Stored data entries:
────

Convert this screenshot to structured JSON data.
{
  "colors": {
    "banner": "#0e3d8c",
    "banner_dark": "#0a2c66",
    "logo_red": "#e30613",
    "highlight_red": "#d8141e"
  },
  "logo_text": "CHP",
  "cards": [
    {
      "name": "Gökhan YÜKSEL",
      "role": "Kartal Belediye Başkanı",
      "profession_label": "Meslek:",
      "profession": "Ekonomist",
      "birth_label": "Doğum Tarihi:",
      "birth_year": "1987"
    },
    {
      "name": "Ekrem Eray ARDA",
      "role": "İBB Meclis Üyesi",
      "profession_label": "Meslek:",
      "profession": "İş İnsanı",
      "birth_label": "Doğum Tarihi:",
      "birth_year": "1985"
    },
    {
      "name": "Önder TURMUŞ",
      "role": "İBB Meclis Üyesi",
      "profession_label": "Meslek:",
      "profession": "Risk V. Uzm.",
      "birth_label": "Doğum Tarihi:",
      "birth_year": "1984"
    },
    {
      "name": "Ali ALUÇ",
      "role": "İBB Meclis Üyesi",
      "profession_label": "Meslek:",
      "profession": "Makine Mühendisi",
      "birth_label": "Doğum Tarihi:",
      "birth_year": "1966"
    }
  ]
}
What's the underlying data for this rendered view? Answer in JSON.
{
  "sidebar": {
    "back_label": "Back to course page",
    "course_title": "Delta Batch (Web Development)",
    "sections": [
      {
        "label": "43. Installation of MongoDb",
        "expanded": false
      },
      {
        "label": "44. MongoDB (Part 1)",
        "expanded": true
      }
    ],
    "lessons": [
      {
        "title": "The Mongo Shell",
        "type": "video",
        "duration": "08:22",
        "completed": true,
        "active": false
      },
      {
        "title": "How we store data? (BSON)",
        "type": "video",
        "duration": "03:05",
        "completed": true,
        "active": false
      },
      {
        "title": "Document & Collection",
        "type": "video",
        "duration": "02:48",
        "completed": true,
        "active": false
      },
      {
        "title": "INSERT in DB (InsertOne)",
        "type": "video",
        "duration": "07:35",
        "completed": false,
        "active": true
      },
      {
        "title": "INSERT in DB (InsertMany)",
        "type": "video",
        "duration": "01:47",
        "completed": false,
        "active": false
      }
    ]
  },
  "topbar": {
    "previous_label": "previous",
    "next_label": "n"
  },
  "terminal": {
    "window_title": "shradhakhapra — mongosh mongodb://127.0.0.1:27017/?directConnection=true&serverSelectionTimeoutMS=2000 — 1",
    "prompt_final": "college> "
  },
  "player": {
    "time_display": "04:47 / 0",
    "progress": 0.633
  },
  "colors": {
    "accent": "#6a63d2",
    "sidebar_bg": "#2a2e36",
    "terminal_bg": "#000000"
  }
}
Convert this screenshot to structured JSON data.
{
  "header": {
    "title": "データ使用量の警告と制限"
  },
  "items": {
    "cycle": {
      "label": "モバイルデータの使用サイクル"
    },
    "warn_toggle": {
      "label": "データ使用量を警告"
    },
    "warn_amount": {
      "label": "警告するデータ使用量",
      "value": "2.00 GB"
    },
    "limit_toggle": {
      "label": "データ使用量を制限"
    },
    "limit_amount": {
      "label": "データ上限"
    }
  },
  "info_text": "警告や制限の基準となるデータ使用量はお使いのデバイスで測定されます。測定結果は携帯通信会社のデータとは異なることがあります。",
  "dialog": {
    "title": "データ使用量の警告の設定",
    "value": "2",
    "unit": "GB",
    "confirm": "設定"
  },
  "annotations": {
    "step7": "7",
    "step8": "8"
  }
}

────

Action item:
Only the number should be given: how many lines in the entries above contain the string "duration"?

Your response:
5